### Exercise description
Look for "date" in the records and copy every line that has it.

### Data for processing
==========

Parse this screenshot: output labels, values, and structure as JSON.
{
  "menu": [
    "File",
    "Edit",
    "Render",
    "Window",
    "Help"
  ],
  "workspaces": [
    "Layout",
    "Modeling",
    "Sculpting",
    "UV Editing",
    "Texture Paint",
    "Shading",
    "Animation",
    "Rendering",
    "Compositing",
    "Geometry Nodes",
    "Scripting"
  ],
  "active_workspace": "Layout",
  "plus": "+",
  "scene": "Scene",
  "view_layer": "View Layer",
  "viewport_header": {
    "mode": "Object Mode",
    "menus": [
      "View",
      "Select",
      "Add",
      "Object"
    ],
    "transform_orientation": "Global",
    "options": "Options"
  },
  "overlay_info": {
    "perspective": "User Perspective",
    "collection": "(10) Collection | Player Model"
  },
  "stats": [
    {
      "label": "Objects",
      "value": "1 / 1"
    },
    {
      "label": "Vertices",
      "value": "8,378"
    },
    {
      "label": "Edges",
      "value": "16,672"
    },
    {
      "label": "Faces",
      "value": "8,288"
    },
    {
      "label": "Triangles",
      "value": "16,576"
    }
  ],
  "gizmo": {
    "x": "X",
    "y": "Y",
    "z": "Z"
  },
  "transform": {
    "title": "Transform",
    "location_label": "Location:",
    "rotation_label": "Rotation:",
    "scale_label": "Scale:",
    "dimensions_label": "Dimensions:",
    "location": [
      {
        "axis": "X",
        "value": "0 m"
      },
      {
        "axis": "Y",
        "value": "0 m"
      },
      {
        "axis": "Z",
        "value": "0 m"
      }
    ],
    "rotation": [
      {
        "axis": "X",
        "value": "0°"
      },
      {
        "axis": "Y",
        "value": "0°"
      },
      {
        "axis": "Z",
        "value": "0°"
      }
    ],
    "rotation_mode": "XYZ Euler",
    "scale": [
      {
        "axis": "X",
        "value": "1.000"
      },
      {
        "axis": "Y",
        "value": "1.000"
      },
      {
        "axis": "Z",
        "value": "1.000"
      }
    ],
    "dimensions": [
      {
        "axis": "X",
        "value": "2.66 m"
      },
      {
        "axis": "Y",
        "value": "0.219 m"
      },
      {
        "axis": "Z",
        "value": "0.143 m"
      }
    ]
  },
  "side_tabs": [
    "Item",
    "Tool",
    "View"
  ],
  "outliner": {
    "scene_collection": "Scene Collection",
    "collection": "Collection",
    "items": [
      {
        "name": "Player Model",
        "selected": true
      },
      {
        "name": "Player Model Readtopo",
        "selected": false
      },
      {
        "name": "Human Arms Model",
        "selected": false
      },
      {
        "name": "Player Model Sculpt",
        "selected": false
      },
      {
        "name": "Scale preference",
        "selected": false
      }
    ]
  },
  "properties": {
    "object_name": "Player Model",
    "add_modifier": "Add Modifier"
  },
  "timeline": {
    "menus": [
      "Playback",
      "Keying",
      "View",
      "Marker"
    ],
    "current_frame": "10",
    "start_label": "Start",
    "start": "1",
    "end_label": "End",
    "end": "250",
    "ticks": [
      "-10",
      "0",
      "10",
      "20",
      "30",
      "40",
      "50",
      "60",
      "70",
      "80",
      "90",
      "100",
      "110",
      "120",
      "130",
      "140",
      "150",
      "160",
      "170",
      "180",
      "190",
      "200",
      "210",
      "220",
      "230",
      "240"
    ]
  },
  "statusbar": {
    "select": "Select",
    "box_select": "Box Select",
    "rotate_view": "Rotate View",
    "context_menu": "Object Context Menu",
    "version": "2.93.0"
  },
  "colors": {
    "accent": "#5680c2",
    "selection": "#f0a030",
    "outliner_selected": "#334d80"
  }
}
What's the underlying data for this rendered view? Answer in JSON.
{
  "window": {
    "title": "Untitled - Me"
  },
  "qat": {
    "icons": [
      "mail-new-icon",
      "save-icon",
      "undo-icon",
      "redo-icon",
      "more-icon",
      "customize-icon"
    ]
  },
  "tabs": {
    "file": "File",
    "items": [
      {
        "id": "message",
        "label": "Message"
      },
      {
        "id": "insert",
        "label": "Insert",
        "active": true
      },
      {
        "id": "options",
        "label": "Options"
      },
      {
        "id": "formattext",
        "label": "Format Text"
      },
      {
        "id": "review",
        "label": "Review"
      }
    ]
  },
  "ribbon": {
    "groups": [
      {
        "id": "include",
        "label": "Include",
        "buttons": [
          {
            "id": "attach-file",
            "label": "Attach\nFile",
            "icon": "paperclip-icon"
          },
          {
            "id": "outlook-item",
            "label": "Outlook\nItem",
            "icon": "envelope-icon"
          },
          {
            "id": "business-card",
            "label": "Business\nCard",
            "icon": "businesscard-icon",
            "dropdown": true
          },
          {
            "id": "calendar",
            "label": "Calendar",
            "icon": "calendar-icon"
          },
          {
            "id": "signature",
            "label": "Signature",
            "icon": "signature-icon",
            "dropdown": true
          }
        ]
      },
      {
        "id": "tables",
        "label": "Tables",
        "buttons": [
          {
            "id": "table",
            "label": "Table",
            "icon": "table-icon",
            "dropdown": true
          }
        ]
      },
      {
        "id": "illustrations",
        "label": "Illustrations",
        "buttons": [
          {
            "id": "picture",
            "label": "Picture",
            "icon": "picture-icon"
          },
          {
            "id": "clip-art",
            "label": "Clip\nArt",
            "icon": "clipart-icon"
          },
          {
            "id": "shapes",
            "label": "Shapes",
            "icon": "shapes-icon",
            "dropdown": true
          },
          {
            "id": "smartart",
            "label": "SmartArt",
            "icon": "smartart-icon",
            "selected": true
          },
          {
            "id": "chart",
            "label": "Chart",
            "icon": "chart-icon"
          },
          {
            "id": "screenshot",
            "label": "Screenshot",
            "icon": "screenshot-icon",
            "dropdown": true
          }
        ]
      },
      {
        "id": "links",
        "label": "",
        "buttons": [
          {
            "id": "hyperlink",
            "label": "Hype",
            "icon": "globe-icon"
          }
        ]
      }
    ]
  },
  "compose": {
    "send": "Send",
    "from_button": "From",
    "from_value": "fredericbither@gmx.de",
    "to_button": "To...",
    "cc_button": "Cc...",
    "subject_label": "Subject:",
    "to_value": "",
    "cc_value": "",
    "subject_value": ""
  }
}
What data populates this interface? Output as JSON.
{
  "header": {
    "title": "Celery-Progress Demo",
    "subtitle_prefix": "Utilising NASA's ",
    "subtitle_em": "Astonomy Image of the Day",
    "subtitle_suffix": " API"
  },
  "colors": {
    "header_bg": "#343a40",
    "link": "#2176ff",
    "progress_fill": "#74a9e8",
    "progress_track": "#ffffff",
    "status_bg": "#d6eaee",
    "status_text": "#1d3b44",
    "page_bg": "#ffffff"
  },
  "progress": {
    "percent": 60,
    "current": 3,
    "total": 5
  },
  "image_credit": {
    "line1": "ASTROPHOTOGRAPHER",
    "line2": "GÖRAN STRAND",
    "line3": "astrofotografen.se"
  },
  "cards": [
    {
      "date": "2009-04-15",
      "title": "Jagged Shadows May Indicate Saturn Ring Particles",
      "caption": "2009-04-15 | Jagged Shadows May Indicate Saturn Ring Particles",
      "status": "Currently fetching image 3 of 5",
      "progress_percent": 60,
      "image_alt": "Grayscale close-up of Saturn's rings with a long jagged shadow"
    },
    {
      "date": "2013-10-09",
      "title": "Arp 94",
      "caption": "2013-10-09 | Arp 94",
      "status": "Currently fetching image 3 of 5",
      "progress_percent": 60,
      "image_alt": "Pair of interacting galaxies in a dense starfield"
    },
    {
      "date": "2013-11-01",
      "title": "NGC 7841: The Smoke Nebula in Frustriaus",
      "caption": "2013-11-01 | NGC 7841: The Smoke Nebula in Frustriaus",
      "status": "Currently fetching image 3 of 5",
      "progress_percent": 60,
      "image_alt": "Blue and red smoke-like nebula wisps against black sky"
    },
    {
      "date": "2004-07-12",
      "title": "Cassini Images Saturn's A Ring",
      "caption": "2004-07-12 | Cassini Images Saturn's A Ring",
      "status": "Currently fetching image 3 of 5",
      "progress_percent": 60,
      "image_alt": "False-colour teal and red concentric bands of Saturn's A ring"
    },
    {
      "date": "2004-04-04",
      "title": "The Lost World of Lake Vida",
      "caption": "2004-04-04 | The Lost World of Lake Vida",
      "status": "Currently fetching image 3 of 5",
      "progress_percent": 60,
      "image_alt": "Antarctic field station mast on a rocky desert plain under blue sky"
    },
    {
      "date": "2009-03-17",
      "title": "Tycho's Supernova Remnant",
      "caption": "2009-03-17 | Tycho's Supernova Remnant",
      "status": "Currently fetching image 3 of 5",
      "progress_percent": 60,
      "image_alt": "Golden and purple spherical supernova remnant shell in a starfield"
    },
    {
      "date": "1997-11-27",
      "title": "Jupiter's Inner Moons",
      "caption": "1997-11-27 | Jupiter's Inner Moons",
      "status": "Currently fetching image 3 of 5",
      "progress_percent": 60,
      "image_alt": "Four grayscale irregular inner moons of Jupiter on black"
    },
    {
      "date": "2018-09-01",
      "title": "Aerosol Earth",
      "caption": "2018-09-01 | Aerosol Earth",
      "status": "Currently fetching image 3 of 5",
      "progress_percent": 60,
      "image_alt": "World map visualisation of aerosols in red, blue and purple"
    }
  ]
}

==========

### Solution for this exercise
      "date": "2009-04-15",
      "date": "2013-10-09",
      "date": "2013-11-01",
      "date": "2004-07-12",
      "date": "2004-04-04",
      "date": "2009-03-17",
      "date": "1997-11-27",
      "date": "2018-09-01",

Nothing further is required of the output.